Yankees, a team in transition, feel downbeat and yet hopeful
NEW YORK (AP) The quartet leaned against the dugout railing with uniformly glum expressions during the ninth inning, Masahiro Tanaka and Dellin Betances crossing their arms, Brett Gardner dangling his over a railing and Chris Young resting his chin on a hand.
The New York Yankees expected better this year than elimination in the AL wild-card game. Many others anticipated worse.
”When the season started, no one thought we would be here,” manager Joe Girardi said after Houston eliminated New York 3-0 on Tuesday night.
In the first year after Derek Jeter’s retirement, the Yankees ended their two-year absence from the postseason but did not reach the Division Series. They had a seven-game AL East lead in late July but played .500 ball after and finished six games behind Toronto.
Adding closer Andrew Miller, shortstop Didi Gregorius, pitcher Nathan Eovaldi and reliever Justin Wilson helped, but not enough. In the end, the Yankees could not overcome titanic late-season slumps by Jacoby Ellsbury, Brett Gardner, Alex Rodriguez and Brian McCann.
”The way this team played here down the stretch isn’t reflective of what this team looked like for most of the season. That’s the frustrating part,” general manager Brian Cashman said.
New York scored 764 runs, second in the major leagues behind Toronto, and the Yankees’ 212 homers were up from 147 last year. But they lacked timely hitting for stretches and a slump-busting ace.
David Price, Zack Greinke, Jordan Zimmermann and Johnny Cueto will be available on the free-agent market, but do the Yankees want a long-term contract with another high-priced pitcher who will be in his mid-to-late 30s in the deal’s latter years?
They also could use a right-handed bat with power, preferably at second base. The Yankees were especially vulnerable to left-handers when the switch-hitting Mark Teixeira broke a shin in mid-August and Rodriguez slumped.
At 30 years, 31 days, the Yankees began the season with the fifth-oldest roster, according to STATS. Rodriguez returned from a season-long drug suspension to hit 33 homers and Teixeira, 35 years old, rebounded from wrist surgery to hit 31 homers and drive in 79 runs before his injury.

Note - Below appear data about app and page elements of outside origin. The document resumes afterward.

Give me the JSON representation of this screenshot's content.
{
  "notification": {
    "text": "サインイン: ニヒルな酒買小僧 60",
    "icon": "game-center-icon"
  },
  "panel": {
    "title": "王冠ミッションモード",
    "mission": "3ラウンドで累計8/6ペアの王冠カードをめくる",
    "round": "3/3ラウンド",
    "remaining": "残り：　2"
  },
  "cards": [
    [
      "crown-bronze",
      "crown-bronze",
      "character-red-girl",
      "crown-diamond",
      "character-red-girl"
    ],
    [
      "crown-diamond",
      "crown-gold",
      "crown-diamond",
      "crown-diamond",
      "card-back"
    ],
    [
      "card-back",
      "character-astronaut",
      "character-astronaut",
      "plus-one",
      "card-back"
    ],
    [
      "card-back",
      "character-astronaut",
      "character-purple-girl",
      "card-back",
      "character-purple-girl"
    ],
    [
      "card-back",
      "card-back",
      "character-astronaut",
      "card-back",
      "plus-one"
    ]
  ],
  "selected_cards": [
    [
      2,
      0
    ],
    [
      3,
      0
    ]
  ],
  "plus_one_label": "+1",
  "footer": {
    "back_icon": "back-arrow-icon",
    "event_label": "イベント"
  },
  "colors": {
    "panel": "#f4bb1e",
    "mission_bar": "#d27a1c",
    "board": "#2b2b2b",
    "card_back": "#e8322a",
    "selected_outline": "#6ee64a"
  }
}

”Our stated goal is to definitely try to get younger,” Cashman said.
With age comes injuries. Will Rodriguez, who turns 41 next summer, stay healthy for a second straight season?
”Depth is very important, no doubt. Guys are going to get banged up,” Teixeira said. ”Rest helps. Rest is a part of recovery. It’s a part of performance.”

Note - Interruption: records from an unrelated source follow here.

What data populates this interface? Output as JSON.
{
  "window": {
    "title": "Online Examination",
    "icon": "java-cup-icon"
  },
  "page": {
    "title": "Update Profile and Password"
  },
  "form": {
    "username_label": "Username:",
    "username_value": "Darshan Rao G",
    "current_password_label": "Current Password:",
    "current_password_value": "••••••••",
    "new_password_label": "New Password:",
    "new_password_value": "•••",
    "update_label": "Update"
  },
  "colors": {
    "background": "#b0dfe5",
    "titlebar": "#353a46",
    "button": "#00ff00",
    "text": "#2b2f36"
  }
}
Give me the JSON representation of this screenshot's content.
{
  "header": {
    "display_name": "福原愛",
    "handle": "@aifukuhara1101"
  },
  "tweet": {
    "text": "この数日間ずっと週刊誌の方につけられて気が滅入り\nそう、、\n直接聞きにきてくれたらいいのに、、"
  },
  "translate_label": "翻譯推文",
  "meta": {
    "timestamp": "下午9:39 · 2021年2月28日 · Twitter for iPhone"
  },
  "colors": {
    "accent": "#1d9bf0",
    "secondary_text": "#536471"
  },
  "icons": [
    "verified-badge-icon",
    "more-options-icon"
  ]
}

All of the Yankees’ primary starting pitchers were hurt at some point: Tanaka (wrist, forearm), CC Sabathia (knee), Michael Pineda (forearm), Ivan Nova (recovery from Tommy John surgery) and Nathan Eovaldi (wrist). Sabathia, 35 and three years removed from his last top season, left the team to check into an alcohol rehabilitation center on Monday.
As starters got hurt, the bullpen got taxed. And New York’s offense pretty much collapsed late in the season. From Sept. 1 on, Rodriguez hit .224. Ellsbury .207, Gardner .198 and McCann .174. The club batting average dropped from .274 in June and July to .236 for the remainder of the season, according to STATS.
Changes likely will come from free agents and trades. While Luis Severino (21), first baseman Greg Bird (22) and second baseman Rob Refsnyder (24) showed promise during the second half, Cashman cautioned on expecting additional top pitching help from the minors.
”I don’t have anybody coming that is of Severino caliber,” he said.
Additional stars could be used, too. Average attendance in the post-Jeter era slid from 42,520 last year to 39,922, and the average viewership on the YES Network fell from 288,000 to 259,000.
With major changes, the Yankees’ next game that counts may resemble their last. Their opener is April 4 at home – against the Astros.
Players left the clubhouse with a modicum of optimism.
”I like what we’re going to have next year,” Teixeira said.